  • Upland Oak Savanna

    Oak Savanna

    The oak savanna is characterized by widely spaced Oregon white oak trees with upland prairie in between. These open spaces support native prairie grasses such as Roemer's fescue and prairie junegrass as well as wildflowers like camas, lupine and cat's ear lily. Once a widely spread habitat type in the Willamette Valley, less than 1% of the pre-Euroamerican settlement upland savanna remains due to the suppression of fire which historically maintained the open spaces and prevented invasive woody vegetation from establishing itself. The oak savannas of the Willamette Valley also provide vital habitat for the endangered Fender's blue butterfly. While there are no existing populations on William L. Finley NWR today, extensive restoration efforts of prairie habitat on the western slopes of Pigeon Butte are underway, and in 2015 the refuge staff hope to reintroduce the butterfly to this region. 

  • Oak Woodland

    Oak Woodland Habitat

    Identified as a priority for protection and restoration, the oak woodlands provide habitat for Species of Concern such as the western bluebird, acorn woodpecker, white-breasted nuthatch and several species of bat. The oak woodland differs from oak savanna as it contains more oak trees per acre, and the understory is generally shrub-dominated rather than herbaceous. The greatest threat to this habitat is the encroachment of fast-growing Douglas-fir and other coniferous trees. Restoration of these woodlands focus on Douglas-fir removal utilizing traditional horse-logging practices and modern helicopter-logging so as to avoid damage to the reserve oak trees. The Douglas-fir logs removed have been used by conservation partners for in-stream habitat or donated to local schools and charities.

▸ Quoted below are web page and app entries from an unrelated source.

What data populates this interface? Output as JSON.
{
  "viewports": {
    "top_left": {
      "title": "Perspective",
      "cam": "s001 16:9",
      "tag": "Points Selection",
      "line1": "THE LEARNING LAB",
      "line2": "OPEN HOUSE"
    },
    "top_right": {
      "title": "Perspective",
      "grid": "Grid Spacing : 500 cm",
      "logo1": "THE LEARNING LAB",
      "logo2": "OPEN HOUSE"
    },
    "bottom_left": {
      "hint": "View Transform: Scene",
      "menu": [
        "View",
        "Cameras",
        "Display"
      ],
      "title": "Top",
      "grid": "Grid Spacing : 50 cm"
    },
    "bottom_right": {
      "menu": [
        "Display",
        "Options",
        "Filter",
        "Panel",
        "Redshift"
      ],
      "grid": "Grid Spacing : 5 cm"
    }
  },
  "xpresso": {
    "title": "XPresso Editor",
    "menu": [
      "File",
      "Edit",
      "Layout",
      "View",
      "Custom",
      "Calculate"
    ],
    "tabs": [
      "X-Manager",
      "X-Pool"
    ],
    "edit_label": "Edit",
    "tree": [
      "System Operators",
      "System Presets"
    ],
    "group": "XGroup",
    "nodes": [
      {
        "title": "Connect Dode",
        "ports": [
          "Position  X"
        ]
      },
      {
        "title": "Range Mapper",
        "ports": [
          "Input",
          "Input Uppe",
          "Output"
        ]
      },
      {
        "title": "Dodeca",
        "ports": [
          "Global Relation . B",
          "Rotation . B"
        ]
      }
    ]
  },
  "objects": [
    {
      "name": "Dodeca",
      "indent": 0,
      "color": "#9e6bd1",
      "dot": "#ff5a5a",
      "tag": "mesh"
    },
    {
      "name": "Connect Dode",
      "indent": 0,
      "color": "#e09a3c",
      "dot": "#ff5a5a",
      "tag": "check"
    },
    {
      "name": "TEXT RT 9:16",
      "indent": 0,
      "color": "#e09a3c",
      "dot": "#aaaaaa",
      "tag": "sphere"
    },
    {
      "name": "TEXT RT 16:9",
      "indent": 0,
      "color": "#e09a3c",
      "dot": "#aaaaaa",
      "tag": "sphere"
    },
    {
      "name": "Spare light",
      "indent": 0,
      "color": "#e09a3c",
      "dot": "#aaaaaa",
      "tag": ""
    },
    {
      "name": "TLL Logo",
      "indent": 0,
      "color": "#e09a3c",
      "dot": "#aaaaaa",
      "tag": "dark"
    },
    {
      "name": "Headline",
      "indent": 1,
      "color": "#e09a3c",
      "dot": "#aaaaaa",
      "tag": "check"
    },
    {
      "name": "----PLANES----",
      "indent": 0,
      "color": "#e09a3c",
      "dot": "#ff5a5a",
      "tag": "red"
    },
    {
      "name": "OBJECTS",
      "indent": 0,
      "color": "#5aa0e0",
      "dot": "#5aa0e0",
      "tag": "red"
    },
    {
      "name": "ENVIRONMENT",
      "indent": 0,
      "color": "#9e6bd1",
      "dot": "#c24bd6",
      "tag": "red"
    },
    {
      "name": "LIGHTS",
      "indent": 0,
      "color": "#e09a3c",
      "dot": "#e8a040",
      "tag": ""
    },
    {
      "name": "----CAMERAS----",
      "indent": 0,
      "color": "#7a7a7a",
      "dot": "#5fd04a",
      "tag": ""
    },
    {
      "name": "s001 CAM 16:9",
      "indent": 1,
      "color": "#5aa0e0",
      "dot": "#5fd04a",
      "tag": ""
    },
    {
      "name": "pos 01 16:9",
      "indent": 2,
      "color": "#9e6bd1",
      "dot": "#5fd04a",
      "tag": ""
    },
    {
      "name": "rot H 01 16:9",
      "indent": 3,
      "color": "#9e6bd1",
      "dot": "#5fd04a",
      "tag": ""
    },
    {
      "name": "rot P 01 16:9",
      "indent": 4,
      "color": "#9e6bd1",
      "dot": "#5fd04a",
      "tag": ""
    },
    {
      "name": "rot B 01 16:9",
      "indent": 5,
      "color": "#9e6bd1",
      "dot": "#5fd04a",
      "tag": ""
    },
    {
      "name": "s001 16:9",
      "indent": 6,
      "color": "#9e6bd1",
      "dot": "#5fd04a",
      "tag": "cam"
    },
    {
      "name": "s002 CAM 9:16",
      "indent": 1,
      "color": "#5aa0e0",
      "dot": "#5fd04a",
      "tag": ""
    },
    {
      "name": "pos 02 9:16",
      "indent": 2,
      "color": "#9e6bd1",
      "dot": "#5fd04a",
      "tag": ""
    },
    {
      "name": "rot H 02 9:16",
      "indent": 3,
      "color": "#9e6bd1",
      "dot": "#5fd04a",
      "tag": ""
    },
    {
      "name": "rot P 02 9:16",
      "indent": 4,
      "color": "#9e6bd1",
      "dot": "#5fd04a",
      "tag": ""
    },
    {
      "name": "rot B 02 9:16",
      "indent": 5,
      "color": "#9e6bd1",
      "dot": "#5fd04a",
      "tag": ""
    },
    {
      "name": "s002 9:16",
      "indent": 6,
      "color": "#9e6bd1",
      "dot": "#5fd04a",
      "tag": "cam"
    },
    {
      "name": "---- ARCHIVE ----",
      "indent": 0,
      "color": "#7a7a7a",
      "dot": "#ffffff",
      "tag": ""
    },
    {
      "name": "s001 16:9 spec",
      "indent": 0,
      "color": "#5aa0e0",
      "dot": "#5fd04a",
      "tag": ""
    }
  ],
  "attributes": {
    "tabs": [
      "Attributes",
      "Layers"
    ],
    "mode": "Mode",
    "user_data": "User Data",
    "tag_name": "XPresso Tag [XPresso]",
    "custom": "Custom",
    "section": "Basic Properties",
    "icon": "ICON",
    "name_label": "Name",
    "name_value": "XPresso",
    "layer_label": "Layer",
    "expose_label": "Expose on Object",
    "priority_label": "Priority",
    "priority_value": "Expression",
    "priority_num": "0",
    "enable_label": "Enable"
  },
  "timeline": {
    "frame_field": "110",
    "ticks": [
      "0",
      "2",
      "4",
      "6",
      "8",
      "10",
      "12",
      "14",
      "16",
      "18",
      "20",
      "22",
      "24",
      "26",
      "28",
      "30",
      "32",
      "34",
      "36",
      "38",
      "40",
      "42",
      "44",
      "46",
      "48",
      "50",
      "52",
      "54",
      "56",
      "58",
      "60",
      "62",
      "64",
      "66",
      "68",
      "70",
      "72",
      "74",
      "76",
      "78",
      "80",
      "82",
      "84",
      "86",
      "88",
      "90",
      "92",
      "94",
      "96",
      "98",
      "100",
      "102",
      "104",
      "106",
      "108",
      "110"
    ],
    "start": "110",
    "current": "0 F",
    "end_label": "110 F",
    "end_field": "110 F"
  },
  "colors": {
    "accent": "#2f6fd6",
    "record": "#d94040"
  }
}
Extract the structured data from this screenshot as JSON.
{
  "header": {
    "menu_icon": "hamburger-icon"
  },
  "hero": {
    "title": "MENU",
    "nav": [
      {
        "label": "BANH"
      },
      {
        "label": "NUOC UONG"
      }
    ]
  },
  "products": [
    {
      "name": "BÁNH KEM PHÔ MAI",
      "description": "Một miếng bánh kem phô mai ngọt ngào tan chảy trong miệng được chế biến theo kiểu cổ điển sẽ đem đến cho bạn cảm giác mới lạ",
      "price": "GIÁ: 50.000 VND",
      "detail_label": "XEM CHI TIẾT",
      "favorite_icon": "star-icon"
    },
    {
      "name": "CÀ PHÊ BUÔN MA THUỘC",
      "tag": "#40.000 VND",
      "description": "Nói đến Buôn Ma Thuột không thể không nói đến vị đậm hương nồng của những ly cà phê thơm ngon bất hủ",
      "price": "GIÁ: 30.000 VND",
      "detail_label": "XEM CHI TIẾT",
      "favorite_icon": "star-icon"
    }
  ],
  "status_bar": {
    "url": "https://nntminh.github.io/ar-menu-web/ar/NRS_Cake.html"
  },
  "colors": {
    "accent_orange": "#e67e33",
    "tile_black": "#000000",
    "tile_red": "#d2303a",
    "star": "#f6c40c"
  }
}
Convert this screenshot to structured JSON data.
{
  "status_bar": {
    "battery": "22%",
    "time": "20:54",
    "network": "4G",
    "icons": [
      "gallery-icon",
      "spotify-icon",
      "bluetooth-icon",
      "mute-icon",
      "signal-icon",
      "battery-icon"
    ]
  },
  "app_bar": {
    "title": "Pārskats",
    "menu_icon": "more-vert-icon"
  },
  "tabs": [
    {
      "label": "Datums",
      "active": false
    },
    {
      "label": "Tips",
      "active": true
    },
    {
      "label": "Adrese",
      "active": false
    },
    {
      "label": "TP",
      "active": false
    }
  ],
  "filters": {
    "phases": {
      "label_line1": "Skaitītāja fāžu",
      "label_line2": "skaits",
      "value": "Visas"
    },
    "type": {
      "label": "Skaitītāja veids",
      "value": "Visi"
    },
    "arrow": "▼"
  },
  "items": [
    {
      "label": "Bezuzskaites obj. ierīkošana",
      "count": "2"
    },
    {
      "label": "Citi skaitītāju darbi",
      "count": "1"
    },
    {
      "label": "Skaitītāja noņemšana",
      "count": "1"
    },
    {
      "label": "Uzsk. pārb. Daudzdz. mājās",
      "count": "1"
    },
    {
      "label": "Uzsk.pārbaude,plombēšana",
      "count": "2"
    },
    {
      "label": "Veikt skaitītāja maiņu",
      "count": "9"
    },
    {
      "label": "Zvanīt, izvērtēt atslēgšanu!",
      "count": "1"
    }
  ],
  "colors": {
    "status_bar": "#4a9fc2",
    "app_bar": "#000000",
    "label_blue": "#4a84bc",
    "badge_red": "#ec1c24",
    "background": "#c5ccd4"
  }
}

  • Mixed Deciduous/Coniferous Forest

    Mixed Deciduous-Coniferous Forest

    A result of Douglas-fir encroachment on oak woodland habitat, mixed forest stands generally support shade-tolerant species that can survive under the fir canopy. Big-leaf maple makes up much of the deciduous canopy and the understory is occupied by beaked hazelnut, snowberry, vine-maple and sword fern. This habitat is frequented by larger mammals such as black-tail deer, elk, and black bear; as well as birds preferring dense forest habitat and old-growth snags such as the pileated woodpecker and Swainson's thrush. 

  • Agricultural Lands

    Agricultural Fields

    Representing the largest swath of land on the refuge, the agricultural crops grown on the refuge land provide essential fodder for wintering Canada geese. A vast majority of these agricultural fields are managed cooperatively with local farmers, thus benefiting both the refuge management goals as well as the farmers.